How intelligent do you think you are? Perhaps even highly intelligent? There are probably many people who would answer “yes” now. But as we all know, they can claim more when the day is long. Additionally to IQ tests, which very few people have access to, scientists have identified a few other unmistakable signs of exceptionally high intelligence. Let me tell you what they are. So keep your eyes open and let yourself be surprised!
Intelligence is more than “just” IQ
Before I explain how to find out if people in your social environment or yourself are more intelligent than average, let me briefly classify intelligence. Intelligence has not been uniformly defined and there are generally different types of intelligence, such as emotional intelligence. A measure of intelligence, which one is supposed to be concerned with today, is also the so-called IQ, or intelligence quotient.
The story of IQ began in 1905 when the French psychologist Alfred Binet dealt with the question:
👉 “At what age should children start school?”
In his tests, he asked children of different ages to solve a variety of tasks. Using this method, he was able to discover which problems most four-year-olds, six-year-olds, and even ten-year-olds could solve and which they could not. Based on his results, he then divided the mental performance of a person into a so-called “intelligence age”.
So if a four-year-old could solve all age-appropriate tasks, it corresponded to his intelligence age. If he could not solve these completely, he was less intelligent than the average in his age group. If he could also solve tasks for five or six-year-olds, he was considered more intelligent. This division into an intelligence age by Alfred Binet is regarded as the first significant intelligence test and predecessor of the so-called intelligence quotient.
In the end, it was the German psychologist William Stern who took up this age of intelligence in 1912 and put it about a person’s age. He simply divided the intelligence age by the age of a person. The four-year-old who can also solve the tasks of a six-year-old therefore corresponds to a Simon and Binet age quotient of 1.5. However, the American psychologist Lewis M. Terman found these decimal numbers disturbing and quickly multiplied this Simon and Binet age quotient by the number 100. The modern intelligence quotient was born:

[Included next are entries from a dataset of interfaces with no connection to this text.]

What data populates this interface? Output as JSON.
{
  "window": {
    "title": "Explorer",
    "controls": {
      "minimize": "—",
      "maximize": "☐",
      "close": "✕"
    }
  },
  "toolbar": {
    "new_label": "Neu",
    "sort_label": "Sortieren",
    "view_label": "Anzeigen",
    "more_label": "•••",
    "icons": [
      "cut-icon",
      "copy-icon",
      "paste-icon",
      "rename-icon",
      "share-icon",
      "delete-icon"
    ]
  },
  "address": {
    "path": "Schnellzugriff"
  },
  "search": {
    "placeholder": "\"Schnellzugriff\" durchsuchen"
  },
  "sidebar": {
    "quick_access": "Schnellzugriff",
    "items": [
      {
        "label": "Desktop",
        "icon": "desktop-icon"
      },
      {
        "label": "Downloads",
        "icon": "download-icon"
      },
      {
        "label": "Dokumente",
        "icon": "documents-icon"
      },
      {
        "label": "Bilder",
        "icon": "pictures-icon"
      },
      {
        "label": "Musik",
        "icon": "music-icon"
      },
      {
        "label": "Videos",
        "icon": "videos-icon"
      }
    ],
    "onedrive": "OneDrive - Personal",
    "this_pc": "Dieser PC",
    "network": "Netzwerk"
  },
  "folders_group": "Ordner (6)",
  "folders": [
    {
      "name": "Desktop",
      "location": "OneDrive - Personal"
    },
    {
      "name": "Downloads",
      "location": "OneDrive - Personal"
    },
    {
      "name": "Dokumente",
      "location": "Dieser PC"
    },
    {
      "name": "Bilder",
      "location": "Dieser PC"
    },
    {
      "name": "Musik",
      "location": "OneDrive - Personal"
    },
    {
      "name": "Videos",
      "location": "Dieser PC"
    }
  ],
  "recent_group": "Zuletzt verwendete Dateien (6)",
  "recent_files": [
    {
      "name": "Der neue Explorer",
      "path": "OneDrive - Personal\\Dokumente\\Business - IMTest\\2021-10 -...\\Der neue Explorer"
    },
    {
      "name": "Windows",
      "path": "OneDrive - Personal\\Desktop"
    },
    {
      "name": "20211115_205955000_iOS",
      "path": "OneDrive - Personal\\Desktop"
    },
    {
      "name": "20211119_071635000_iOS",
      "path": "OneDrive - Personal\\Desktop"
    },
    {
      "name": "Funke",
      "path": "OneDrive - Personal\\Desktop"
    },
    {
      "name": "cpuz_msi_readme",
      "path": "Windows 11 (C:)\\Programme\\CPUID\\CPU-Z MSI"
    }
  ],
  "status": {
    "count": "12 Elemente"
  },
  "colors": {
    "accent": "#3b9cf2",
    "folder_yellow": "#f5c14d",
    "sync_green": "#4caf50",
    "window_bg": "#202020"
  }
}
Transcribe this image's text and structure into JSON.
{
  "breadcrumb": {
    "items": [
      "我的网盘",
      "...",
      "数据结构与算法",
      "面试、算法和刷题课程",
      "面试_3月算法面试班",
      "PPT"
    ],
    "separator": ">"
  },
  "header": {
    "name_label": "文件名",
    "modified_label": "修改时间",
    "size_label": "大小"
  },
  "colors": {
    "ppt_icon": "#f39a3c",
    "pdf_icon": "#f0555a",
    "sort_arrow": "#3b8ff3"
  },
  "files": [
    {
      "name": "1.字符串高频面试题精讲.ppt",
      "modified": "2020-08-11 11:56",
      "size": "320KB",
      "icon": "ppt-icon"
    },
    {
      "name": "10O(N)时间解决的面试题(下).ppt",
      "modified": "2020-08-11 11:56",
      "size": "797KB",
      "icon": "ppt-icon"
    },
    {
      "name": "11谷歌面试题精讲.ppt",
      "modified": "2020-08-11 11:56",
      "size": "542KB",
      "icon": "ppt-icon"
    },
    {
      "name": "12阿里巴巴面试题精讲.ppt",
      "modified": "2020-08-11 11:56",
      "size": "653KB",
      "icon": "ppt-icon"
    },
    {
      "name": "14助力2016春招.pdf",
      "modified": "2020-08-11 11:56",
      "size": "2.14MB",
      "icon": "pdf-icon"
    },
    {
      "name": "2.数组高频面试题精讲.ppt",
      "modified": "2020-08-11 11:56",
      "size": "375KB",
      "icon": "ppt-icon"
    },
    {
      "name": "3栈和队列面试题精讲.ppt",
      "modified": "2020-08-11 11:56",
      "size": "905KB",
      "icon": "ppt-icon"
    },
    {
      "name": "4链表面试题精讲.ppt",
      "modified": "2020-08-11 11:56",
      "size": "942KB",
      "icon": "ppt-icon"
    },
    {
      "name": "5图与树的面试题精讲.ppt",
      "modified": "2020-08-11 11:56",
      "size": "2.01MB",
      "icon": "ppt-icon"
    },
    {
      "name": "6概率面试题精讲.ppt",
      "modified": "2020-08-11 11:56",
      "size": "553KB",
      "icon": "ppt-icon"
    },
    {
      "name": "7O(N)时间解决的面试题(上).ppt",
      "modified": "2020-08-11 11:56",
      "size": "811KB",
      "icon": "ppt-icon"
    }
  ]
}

IQ = intelligence age / age x 100
Our exemplary four-year-old with the intelligence age of a six-year-old therefore has an intelligence quotient of 150 — and is therefore considered extremely highly intelligent. With an IQ of 100, you’re within the norm thanks to this formula. According to the Wechsler Intelligence Scale for Children–Fifth Edition (WISC-V) IQ classification, the following classification generally applies:
To avoid age-related distortions, since the age of intelligence increases more and more slowly compared to age, this IQ test was standardized for different age groups in 1937. This standardized test for measuring the intelligence quotient is still in use today and is called the Stanford-Binet test.
How meaningful is such an intelligence test?
Intelligence tests are often criticized. It is said that they are not very meaningful and only measure certain abilities of a person. For example, a person who is good at math but has low emotional intelligence is not necessarily more intelligent than someone with the opposite ability. There may well be a kernel of truth in this argument since, as already mentioned, there are different types of intelligence. Nonetheless:
The intelligence quotient describes a person’s mental ability compared to the average of other people in their age group.
The interesting thing is that this IQ is completely independent of the type of task. A person with a higher IQ is more likely to master all tasks than someone with a lower IQ. In principle, it doesn’t matter whether it’s a math problem, logical connections, or everyday understanding concerns such as
👉 “Why do sales in the toy industry increase in winter?”
Ultimately, the intelligence quotient describes a person’s “general task-solving ability”. This type of intelligence will be discussed below.
Originally posted on Medium